After looking at what a cell operator in our area is doing, a weird idea hit me.
Would it be possible to do frequency reuse with say a force 200 plus an AP lite to provide a dedicated link for a high bandwidth customer (20Mbit+ for example)? I'm pretty sure I can reuse the frequency to another customer from another tower but could I possibly reuse the frequency on the same tower?
The other reason I'm thinking this may work is looking at http://mimosa.co/home/Products/Backhaul/TDMA (Scroll down to the "Recommendations for Collocation" section). We are currently using these backhauls with 3 leaving a single site on the same frequency with no issues (bearings 52, 319 and 168).
I'm pretty sure this is doable, what I'm not sure about is what would the restrictions be? Could we reuse once we are 90 degrees away (is there a radome for the force 200)?
Please tell me if I am just halucinating or if there is something that will make this hell to maintain when we have allot of these types of links.
we have a lot of PTP reuse from the epmp product. you must use a GPS enabled radio to do it. the force 200 will be fine on the slave end.

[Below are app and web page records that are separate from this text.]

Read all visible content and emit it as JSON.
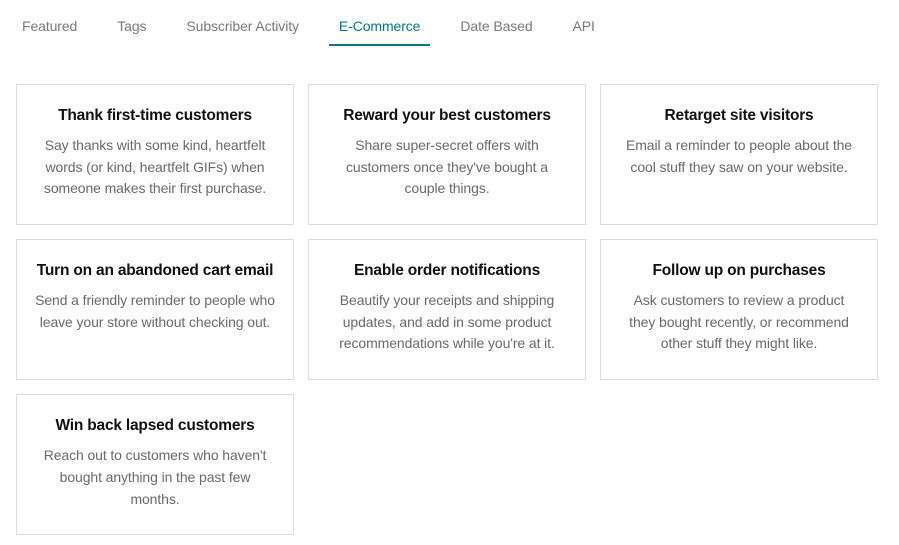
{
  "tabs": [
    {
      "label": "Featured",
      "active": false
    },
    {
      "label": "Tags",
      "active": false
    },
    {
      "label": "Subscriber Activity",
      "active": false
    },
    {
      "label": "E-Commerce",
      "active": true
    },
    {
      "label": "Date Based",
      "active": false
    },
    {
      "label": "API",
      "active": false
    }
  ],
  "cards": [
    {
      "title": "Thank first-time customers",
      "desc": "Say thanks with some kind, heartfelt words (or kind, heartfelt GIFs) when someone makes their first purchase."
    },
    {
      "title": "Reward your best customers",
      "desc": "Share super-secret offers with customers once they've bought a couple things."
    },
    {
      "title": "Retarget site visitors",
      "desc": "Email a reminder to people about the cool stuff they saw on your website."
    },
    {
      "title": "Turn on an abandoned cart email",
      "desc": "Send a friendly reminder to people who leave your store without checking out."
    },
    {
      "title": "Enable order notifications",
      "desc": "Beautify your receipts and shipping updates, and add in some product recommendations while you're at it."
    },
    {
      "title": "Follow up on purchases",
      "desc": "Ask customers to review a product they bought recently, or recommend other stuff they might like."
    },
    {
      "title": "Win back lapsed customers",
      "desc": "Reach out to customers who haven't bought anything in the past few months."
    }
  ]
}
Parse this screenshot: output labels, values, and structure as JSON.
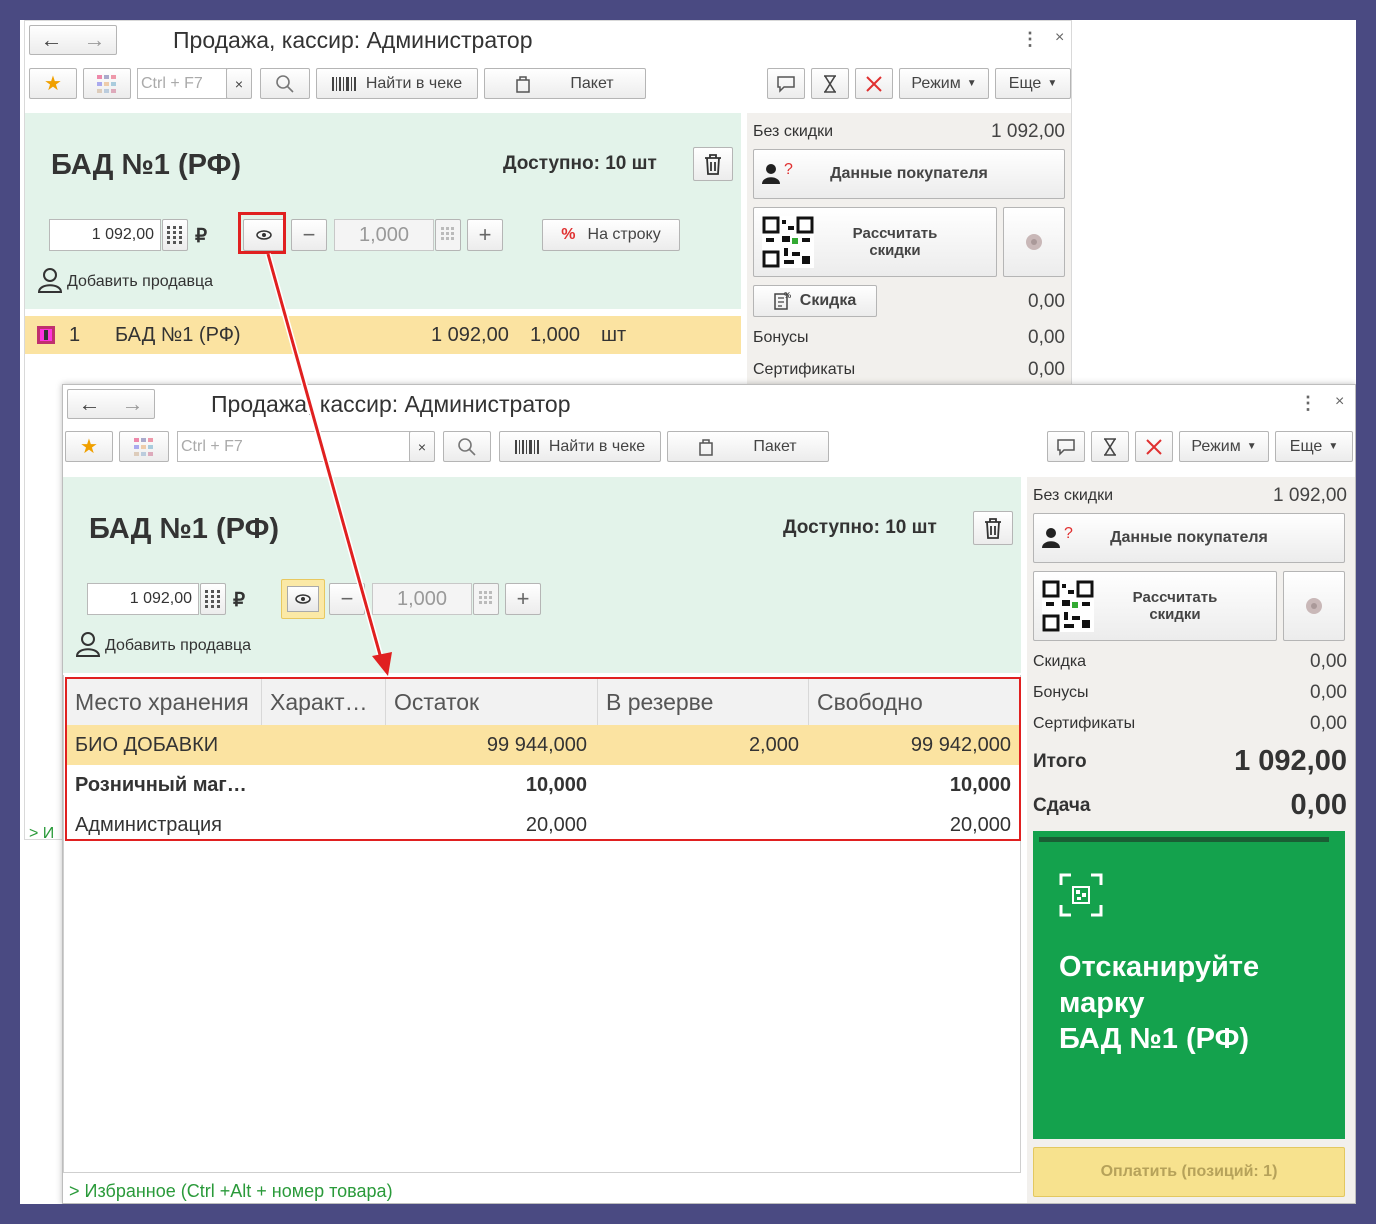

weve got a site using 2 channels, and 4 force 110 gps dishes come from it. there are a some conditions you have to watch and balance. for us, we have the right conditions to maintain the CIR values from each of our links to do this deployment. each of the radios is moving well over 100 meg when we test to speedtest.net the mimosa radios use 2 different channels to TX and RX, or atleast are able to. the cambium radios cannot. can transmit on one freq and receive on another, you can do what your describing. the cambium radios are GPS dependant so you'll need to watch your noise and beacon data. for example, your radio facing 52, 319 and 168, if the remotes sites here the assigned master at 50 DB, and the other masters at 85db. and its the same condition for the other two links, then you can use on channel for TX and RX. and get max throughput. the angles you've listed should be sufficient to get the SNR values you need especially if you only want 20 mbps from them. Erics suggestions are good to help get your SNR in check. a few more things to watch or do, have these backhauls as far apart as possible, if your on a water tank, well your flat gold if you've moved these radios so the bowl is between them. next look at your radio beacon data and see what your differences are, if you've only got 19 change in power, refer to the link budget table and see what you get at that modulation, and limit your radios to talk at that modulation. better antennas, yield better SNRs.
BIG NOTE: you can only use the same channel twice on the same tower (front and back) so for 3 links, you will need 2 channels.
20mbps for the EPMP isn't much bandwidth, if that's your target delivery, you can pull that easy from a multipoint setup, we deliver up to 50 mbps from ours.